◆ Problem ◆
Which of the lines in the listing that follows hold "JSON"? Pull each one out.
☆ ☆ ☆ ☆
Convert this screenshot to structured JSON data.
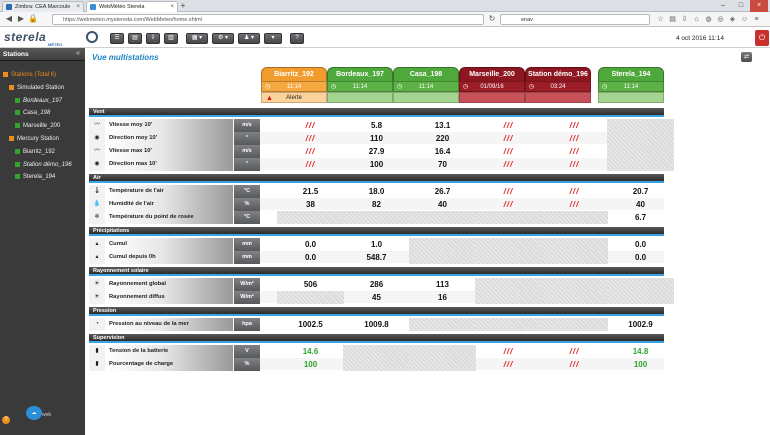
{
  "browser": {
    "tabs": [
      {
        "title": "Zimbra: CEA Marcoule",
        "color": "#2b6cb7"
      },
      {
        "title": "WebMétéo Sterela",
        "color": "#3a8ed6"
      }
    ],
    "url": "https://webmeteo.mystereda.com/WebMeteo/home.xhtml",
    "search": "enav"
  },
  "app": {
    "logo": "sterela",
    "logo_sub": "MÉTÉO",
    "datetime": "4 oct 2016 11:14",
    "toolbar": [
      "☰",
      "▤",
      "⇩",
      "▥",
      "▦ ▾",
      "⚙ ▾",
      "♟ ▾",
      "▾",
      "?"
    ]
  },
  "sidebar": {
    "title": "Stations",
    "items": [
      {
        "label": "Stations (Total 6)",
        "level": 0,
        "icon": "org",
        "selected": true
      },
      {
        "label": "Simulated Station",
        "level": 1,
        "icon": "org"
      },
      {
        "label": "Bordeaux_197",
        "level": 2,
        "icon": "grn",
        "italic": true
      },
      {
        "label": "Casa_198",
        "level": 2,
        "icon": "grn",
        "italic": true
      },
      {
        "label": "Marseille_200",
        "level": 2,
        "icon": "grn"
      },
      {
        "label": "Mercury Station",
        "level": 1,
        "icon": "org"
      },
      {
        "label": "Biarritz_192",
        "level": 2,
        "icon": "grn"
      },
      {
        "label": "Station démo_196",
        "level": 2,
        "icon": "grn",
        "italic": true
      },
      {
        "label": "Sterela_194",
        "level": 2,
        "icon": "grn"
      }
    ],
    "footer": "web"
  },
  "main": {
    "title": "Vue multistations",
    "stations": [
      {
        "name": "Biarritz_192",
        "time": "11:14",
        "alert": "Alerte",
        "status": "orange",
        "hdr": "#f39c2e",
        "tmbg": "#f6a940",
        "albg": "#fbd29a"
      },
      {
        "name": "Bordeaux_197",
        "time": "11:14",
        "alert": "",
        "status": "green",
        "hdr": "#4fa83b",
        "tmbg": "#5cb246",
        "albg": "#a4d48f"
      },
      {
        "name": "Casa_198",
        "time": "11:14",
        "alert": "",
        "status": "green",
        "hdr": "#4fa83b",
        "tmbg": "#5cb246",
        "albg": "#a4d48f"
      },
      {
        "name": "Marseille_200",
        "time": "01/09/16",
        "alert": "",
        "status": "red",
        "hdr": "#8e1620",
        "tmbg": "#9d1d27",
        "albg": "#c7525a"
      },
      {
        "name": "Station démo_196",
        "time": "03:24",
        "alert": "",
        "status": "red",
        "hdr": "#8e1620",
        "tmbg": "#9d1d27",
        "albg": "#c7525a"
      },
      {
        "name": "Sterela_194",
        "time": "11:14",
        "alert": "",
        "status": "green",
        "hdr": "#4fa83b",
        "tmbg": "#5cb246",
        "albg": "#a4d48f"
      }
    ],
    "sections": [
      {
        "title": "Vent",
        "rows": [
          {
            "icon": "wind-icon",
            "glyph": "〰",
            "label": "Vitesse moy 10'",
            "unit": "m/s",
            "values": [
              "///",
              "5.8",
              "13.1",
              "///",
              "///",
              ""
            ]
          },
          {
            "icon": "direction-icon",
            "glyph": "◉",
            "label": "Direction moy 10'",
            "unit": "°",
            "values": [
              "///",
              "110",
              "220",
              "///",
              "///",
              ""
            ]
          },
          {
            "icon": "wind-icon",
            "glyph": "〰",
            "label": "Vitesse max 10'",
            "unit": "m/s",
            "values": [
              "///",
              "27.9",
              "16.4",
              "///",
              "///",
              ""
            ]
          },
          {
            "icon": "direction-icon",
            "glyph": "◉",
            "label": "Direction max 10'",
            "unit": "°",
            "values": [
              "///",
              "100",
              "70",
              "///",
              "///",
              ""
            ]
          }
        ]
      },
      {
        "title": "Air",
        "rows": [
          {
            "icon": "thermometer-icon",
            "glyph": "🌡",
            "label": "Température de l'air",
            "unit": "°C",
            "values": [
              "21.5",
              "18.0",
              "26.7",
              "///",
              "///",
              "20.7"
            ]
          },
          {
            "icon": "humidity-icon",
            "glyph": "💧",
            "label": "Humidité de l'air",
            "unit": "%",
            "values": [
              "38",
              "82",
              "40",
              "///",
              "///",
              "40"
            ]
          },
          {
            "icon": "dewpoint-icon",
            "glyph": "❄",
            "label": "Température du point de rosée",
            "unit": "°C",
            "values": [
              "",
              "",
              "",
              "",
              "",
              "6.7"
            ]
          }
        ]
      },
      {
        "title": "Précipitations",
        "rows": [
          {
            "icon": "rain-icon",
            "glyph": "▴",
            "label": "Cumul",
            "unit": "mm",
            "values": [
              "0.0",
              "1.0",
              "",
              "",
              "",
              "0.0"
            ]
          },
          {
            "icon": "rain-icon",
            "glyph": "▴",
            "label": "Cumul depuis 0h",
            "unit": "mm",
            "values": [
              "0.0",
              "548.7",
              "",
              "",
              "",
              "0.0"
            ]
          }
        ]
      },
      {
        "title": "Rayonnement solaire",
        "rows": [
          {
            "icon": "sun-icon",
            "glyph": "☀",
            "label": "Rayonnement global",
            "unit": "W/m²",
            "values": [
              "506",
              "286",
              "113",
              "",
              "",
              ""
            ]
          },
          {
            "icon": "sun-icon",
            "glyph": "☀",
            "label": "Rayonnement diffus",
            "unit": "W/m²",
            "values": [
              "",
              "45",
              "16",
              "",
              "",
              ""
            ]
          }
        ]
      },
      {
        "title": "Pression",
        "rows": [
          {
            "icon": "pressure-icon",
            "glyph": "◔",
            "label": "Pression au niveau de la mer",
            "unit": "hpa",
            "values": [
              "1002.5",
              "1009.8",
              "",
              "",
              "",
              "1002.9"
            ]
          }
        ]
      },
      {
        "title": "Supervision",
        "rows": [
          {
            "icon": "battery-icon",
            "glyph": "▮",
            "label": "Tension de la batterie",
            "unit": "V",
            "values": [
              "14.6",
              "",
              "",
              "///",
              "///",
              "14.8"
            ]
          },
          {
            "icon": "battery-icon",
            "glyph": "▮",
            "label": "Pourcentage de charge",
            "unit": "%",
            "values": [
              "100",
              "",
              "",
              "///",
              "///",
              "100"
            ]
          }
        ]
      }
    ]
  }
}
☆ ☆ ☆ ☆
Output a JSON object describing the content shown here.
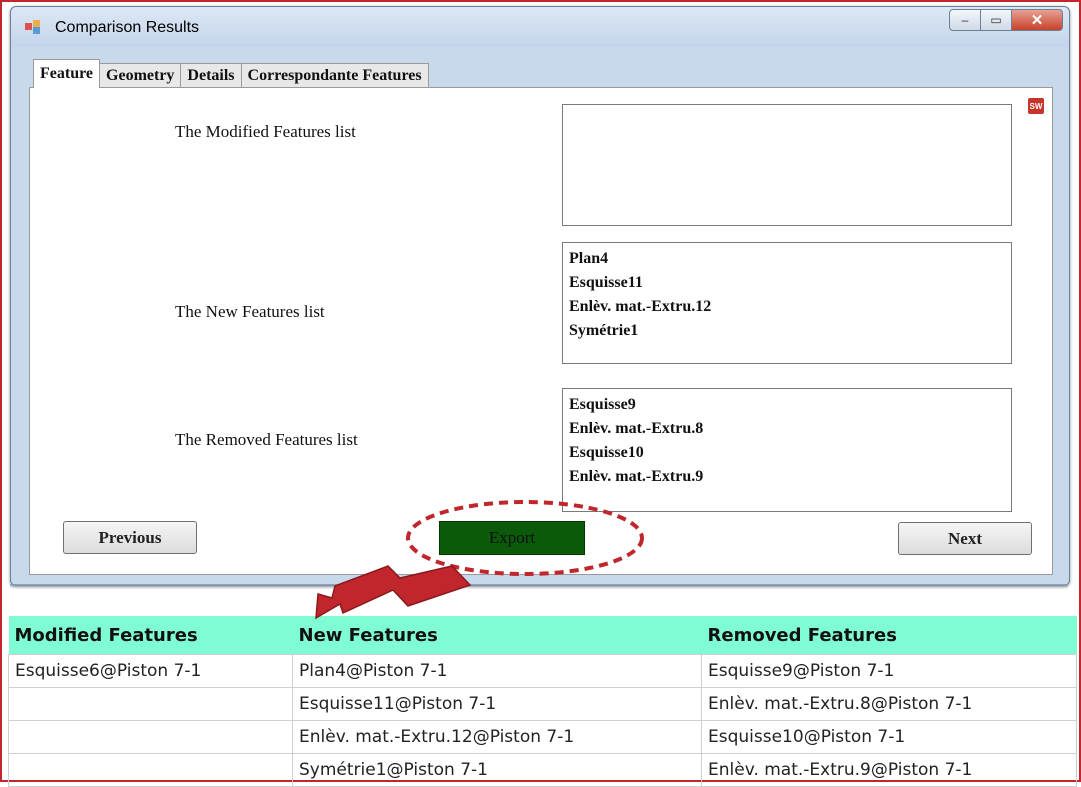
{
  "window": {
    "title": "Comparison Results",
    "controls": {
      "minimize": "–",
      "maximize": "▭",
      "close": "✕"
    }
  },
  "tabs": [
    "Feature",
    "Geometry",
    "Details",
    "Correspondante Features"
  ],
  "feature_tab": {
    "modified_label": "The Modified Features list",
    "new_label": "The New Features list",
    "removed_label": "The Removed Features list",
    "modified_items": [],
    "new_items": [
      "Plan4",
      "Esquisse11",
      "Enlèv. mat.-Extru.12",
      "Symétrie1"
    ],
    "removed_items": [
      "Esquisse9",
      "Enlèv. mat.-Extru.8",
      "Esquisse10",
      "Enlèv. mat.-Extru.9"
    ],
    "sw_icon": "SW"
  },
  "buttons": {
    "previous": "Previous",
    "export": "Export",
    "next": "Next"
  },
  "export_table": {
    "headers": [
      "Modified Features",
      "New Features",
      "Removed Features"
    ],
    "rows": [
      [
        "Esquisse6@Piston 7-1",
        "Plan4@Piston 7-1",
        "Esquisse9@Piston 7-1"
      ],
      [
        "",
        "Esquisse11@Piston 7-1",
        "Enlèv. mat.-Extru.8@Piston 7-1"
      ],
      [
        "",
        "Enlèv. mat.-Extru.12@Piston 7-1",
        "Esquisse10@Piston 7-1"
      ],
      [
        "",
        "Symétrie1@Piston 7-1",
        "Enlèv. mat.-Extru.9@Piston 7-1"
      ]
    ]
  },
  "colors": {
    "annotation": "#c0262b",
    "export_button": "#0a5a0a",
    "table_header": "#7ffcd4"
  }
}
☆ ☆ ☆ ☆
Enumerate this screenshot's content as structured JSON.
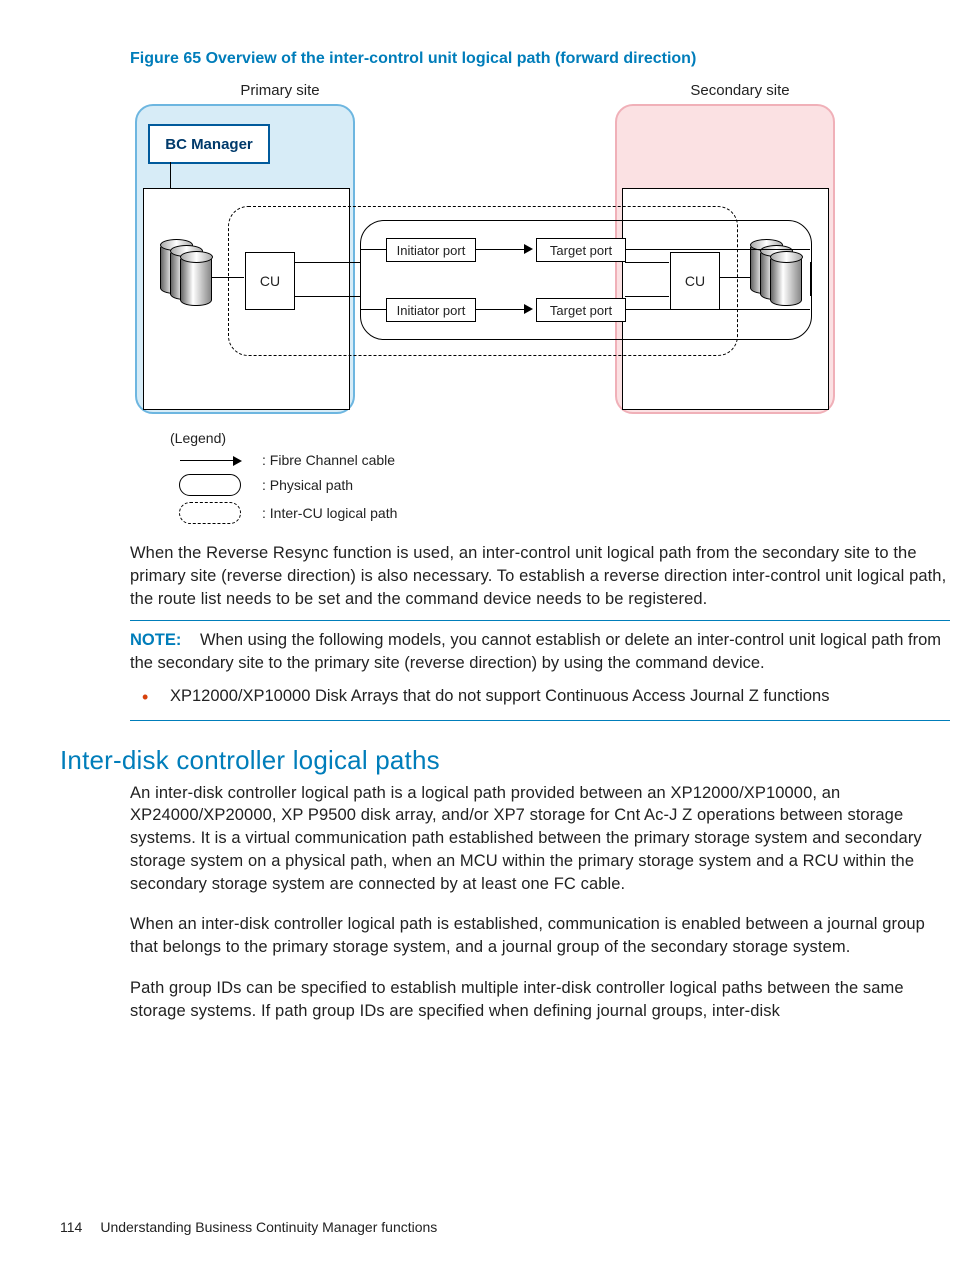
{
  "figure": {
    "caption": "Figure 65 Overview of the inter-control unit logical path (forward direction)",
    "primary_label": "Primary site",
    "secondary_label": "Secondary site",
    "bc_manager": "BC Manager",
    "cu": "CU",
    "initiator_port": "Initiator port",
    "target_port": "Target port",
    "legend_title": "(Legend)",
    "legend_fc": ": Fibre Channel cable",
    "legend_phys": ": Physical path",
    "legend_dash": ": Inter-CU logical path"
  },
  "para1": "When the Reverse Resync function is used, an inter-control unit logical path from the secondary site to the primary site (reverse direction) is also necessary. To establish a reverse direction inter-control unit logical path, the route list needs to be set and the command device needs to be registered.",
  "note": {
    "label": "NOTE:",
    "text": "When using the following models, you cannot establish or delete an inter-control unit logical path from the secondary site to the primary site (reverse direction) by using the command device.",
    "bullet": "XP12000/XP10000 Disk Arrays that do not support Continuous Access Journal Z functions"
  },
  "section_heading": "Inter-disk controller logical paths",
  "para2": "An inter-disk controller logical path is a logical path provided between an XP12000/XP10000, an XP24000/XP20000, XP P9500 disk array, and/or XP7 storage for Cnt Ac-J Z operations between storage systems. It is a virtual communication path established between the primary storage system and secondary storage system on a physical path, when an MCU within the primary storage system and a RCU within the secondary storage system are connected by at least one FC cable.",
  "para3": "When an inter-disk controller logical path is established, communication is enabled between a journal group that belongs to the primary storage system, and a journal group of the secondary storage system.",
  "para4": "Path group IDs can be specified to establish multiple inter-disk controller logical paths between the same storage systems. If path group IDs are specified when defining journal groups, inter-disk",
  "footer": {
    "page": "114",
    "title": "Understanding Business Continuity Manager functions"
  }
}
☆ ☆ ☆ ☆
◆ Output below ◆
Convert this screenshot to structured JSON data.
Output a JSON object describing the content shown here.
Enumerate this screenshot's content as structured JSON.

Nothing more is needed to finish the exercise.